Task statement ▸ Extract the complete data exactly as given.

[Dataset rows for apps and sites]
▬▬▬▬▬▬▬▬▬▬

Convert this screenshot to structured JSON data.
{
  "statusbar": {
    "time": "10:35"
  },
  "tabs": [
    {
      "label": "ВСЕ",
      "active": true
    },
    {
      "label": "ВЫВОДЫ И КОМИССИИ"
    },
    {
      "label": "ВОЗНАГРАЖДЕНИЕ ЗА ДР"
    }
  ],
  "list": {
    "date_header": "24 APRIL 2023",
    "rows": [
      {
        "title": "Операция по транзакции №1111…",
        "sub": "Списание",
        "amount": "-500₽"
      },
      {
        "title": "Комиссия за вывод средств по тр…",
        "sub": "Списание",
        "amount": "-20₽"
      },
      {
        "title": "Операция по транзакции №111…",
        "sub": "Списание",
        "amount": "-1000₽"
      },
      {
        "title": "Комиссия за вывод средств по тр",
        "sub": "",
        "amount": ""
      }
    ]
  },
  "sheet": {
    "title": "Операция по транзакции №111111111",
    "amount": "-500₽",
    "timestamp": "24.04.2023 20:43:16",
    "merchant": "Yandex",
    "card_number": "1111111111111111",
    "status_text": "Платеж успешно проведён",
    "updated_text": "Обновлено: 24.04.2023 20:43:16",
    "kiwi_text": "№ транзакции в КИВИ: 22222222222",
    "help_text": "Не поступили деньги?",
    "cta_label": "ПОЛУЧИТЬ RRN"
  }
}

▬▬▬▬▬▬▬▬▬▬

Answer for this exercise ▸
Convert this screenshot to structured JSON data.
{
  "statusbar": {
    "time": "10:35"
  },
  "tabs": [
    {
      "label": "ВСЕ",
      "active": true
    },
    {
      "label": "ВЫВОДЫ И КОМИССИИ"
    },
    {
      "label": "ВОЗНАГРАЖДЕНИЕ ЗА ДР"
    }
  ],
  "list": {
    "date_header": "24 APRIL 2023",
    "rows": [
      {
        "title": "Операция по транзакции №1111…",
        "sub": "Списание",
        "amount": "-500₽"
      },
      {
        "title": "Комиссия за вывод средств по тр…",
        "sub": "Списание",
        "amount": "-20₽"
      },
      {
        "title": "Операция по транзакции №111…",
        "sub": "Списание",
        "amount": "-1000₽"
      },
      {
        "title": "Комиссия за вывод средств по тр",
        "sub": "",
        "amount": ""
      }
    ]
  },
  "sheet": {
    "title": "Операция по транзакции №111111111",
    "amount": "-500₽",
    "timestamp": "24.04.2023 20:43:16",
    "merchant": "Yandex",
    "card_number": "1111111111111111",
    "status_text": "Платеж успешно проведён",
    "updated_text": "Обновлено: 24.04.2023 20:43:16",
    "kiwi_text": "№ транзакции в КИВИ: 22222222222",
    "help_text": "Не поступили деньги?",
    "cta_label": "ПОЛУЧИТЬ RRN"
  }
}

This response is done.